    • Z0 - Other Special Topics - - General

    NEP fields

    This paper has been announced in the following NEP Reports:

    Statistics

    Access and download statistics

    Corrections

    All material on this site has been provided by the respective publishers and authors. You can help correct errors and omissions. When requesting a correction, please mention this item's handle: RePEc:dem:wpaper:wp-2009-030. See general information about how to correct material in RePEc.

    For technical questions regarding this item, or to correct its authors, title, abstract, bibliographic or download information, contact: (Peter Wilhelm). General contact details of provider: http://www.demogr.mpg.de/ .

    If you have authored this item and are not yet registered with RePEc, we encourage you to do it here. This allows to link your profile to this item. It also allows you to accept potential citations to this item that we are uncertain about.

    We have no references for this item. You can help adding them by using this form .

    If you know of missing items citing this one, you can help us creating those links by adding the relevant references in the same way as above, for each refering item. If you are a registered author of this item, you may also want to check the "citations" tab in your RePEc Author Service profile, as there may be some citations waiting for confirmation.

    Please note that corrections may take a couple of weeks to filter through the various RePEc services.

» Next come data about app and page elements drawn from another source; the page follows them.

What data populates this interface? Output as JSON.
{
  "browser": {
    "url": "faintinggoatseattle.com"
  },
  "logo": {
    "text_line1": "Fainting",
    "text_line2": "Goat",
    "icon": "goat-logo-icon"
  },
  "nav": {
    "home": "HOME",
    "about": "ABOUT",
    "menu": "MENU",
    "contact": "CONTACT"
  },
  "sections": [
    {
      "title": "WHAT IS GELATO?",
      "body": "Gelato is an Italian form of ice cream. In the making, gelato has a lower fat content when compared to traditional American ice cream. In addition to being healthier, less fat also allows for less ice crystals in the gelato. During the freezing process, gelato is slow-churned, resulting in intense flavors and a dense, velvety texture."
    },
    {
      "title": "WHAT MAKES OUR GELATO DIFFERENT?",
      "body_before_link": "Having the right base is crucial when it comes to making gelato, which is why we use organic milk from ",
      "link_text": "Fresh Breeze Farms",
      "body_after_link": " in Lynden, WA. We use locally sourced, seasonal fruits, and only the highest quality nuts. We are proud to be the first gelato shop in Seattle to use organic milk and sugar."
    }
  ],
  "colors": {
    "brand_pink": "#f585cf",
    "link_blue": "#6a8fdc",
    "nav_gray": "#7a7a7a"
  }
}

    IDEAS is a RePEc service hosted by the Research Division of the Federal Reserve Bank of St. Louis . RePEc uses bibliographic data supplied by the respective publishers.